Over the following months we started to compile the video footage to get a sense of what we would need to do to make it work well with our different screens. We choose one song out of six recorded to work with. The audio for that song was then mixed to sound like a powerful performance, whilst retaining a strong sense of the energy of a live performance. Matthew’s vocal performance was also sent through lots of different effects to add another layer of energy and act as a centre piece to the song.
The videos were then processed and edited – video cropping and the adding of effects, whilst making sure everything was kept in synchronisation. Each video was then exported of each performer with their individual track of audio embedded.
Brightsign media players were chosen for playback and were encoded and then extensively tested in the Lumen office with their respective display and audio speaker. For the singer Matthew, his video was split into there separate parts (head, torso and legs) and played back across three 21″ JVC CRT monitors, which were stacked on top of each other. His vocals then came out of a wedge speaker monitor on the floor in front and a smaller audio monitor on top of the CRT’s played back the effected vocals. The overall impression of it was really great, especially as the centrepiece to the installation. Individual sound systems were used for each intrumentalist to create ‘point source’ audio and each with their on video display system. So, the drummer was projected on a large 10 foot screen, making him and his drum kit life-sized, with the drum sound coming from a pair of full range speakers in stereo. The bass player’s video was projected onto the front of an Ampeg 8×10 speaker cabinet, with his sound coming out of the speaker cabinet itself. The guitar player was shown on a 50″ screen mounted in portrait, with his playing coming out of a Fender guitar combo amplifier. The percussionists were projected on a wall with their sound coming from the right side of the drummer speakers. And the keyboardist was displayed on a 42″ screen in landscape orientation with his sound coming from a small RCF speaker.
Lumen then installed the equipment in the City Workshop at The Tetley in Leeds. With all the videos in perfect synchronisation and the sound levels balanced with the space, the overall effect really was like a gig, with the sound coming from different locations, rather than simply out of a stereo pair of speakers and the visual elements coming from different locations and displays. Andrew Abbott also installed virtual reality headsets, which featured a 360 degree video documenting a workshop led by Alan Courtis – an Argentinian artist and musician working with arts and disability that was held at Pyramid of Arts in April 2019.
We had the sound turned up quite loud for the private view. We got some excellent feedback and the band and their friends loved it.
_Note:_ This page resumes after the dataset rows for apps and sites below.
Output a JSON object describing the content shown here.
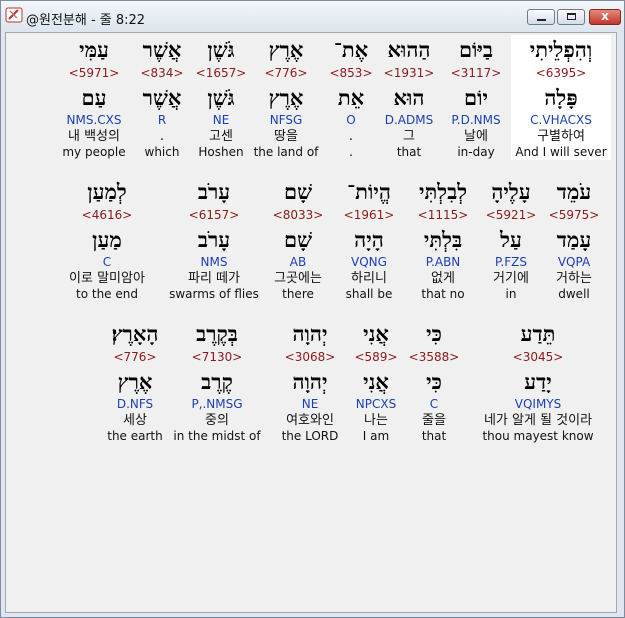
{
  "window": {
    "title": "@원전분해 - 줄 8:22",
    "close_glyph": "x"
  },
  "rows": [
    [
      {
        "hebrew": "וְהִפְלֵיתִי",
        "strong": "<6395>",
        "lemma": "פָּלָה",
        "morph": "C.VHACXS",
        "korean": "구별하여",
        "english": "And I will sever"
      },
      {
        "hebrew": "בַיּוֹם",
        "strong": "<3117>",
        "lemma": "יוֹם",
        "morph": "P.D.NMS",
        "korean": "날에",
        "english": "in-day"
      },
      {
        "hebrew": "הַהוּא",
        "strong": "<1931>",
        "lemma": "הוּא",
        "morph": "D.ADMS",
        "korean": "그",
        "english": "that"
      },
      {
        "hebrew": "אֶת־",
        "strong": "<853>",
        "lemma": "אֵת",
        "morph": "O",
        "korean": ".",
        "english": "."
      },
      {
        "hebrew": "אֶרֶץ",
        "strong": "<776>",
        "lemma": "אֶרֶץ",
        "morph": "NFSG",
        "korean": "땅을",
        "english": "the land of"
      },
      {
        "hebrew": "גֹּשֶׁן",
        "strong": "<1657>",
        "lemma": "גֹּשֶׁן",
        "morph": "NE",
        "korean": "고센",
        "english": "Hoshen"
      },
      {
        "hebrew": "אֲשֶׁר",
        "strong": "<834>",
        "lemma": "אֲשֶׁר",
        "morph": "R",
        "korean": ".",
        "english": "which"
      },
      {
        "hebrew": "עַמִּי",
        "strong": "<5971>",
        "lemma": "עַם",
        "morph": "NMS.CXS",
        "korean": "내 백성의",
        "english": "my people"
      }
    ],
    [
      {
        "hebrew": "עֹמֵד",
        "strong": "<5975>",
        "lemma": "עָמַד",
        "morph": "VQPA",
        "korean": "거하는",
        "english": "dwell"
      },
      {
        "hebrew": "עָלֶיהָ",
        "strong": "<5921>",
        "lemma": "עַל",
        "morph": "P.FZS",
        "korean": "거기에",
        "english": "in"
      },
      {
        "hebrew": "לְבִלְתִּי",
        "strong": "<1115>",
        "lemma": "בִּלְתִּי",
        "morph": "P.ABN",
        "korean": "없게",
        "english": "that no"
      },
      {
        "hebrew": "הֱיוֹת־",
        "strong": "<1961>",
        "lemma": "הָיָה",
        "morph": "VQNG",
        "korean": "하리니",
        "english": "shall be"
      },
      {
        "hebrew": "שָׁם",
        "strong": "<8033>",
        "lemma": "שָׁם",
        "morph": "AB",
        "korean": "그곳에는",
        "english": "there"
      },
      {
        "hebrew": "עָרֹב",
        "strong": "<6157>",
        "lemma": "עָרֹב",
        "morph": "NMS",
        "korean": "파리 떼가",
        "english": "swarms of flies"
      },
      {
        "hebrew": "לְמַעַן",
        "strong": "<4616>",
        "lemma": "מַעַן",
        "morph": "C",
        "korean": "이로 말미암아",
        "english": "to the end"
      }
    ],
    [
      {
        "hebrew": "תֵּדַע",
        "strong": "<3045>",
        "lemma": "יָדַע",
        "morph": "VQIMYS",
        "korean": "네가 알게 될 것이라",
        "english": "thou mayest know"
      },
      {
        "hebrew": "כִּי",
        "strong": "<3588>",
        "lemma": "כִּי",
        "morph": "C",
        "korean": "줄을",
        "english": "that"
      },
      {
        "hebrew": "אֲנִי",
        "strong": "<589>",
        "lemma": "אֲנִי",
        "morph": "NPCXS",
        "korean": "나는",
        "english": "I am"
      },
      {
        "hebrew": "יְהוָה",
        "strong": "<3068>",
        "lemma": "יְהוָה",
        "morph": "NE",
        "korean": "여호와인",
        "english": "the LORD"
      },
      {
        "hebrew": "בְּקֶרֶב",
        "strong": "<7130>",
        "lemma": "קֶרֶב",
        "morph": "P,.NMSG",
        "korean": "중의",
        "english": "in the midst of"
      },
      {
        "hebrew": "הָאָרֶץ׃",
        "strong": "<776>",
        "lemma": "אֶרֶץ",
        "morph": "D.NFS",
        "korean": "세상",
        "english": "the earth"
      }
    ]
  ]
}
It was a very rewarding project to work upon and gave a lot of satisfaction to all of those involved. We would like to thank Arts Council England and Leeds Inspired for their help funding the project, the band themselves for creating a hugely inspiring and energetic piece of music, and The Tetley for hosting the exhbition and providing such a suitable platform to showcase the work.
Ultimate Thunder are Alex Sykes on keyboards, James Heselwood on guitar, John Densley on percussion, John Greaves on bass, Matthew Watson on vocals, Stuart Illingsworth on percussion/harmonium and Scott Anderson on drums.
Installation by James Islip, Stuart Bannister, Joe Osborne, Kathryn Gray and Andrew Abbott. Video editing by James Islip, sound by Joe Osborne, VR by Andrew Abbott.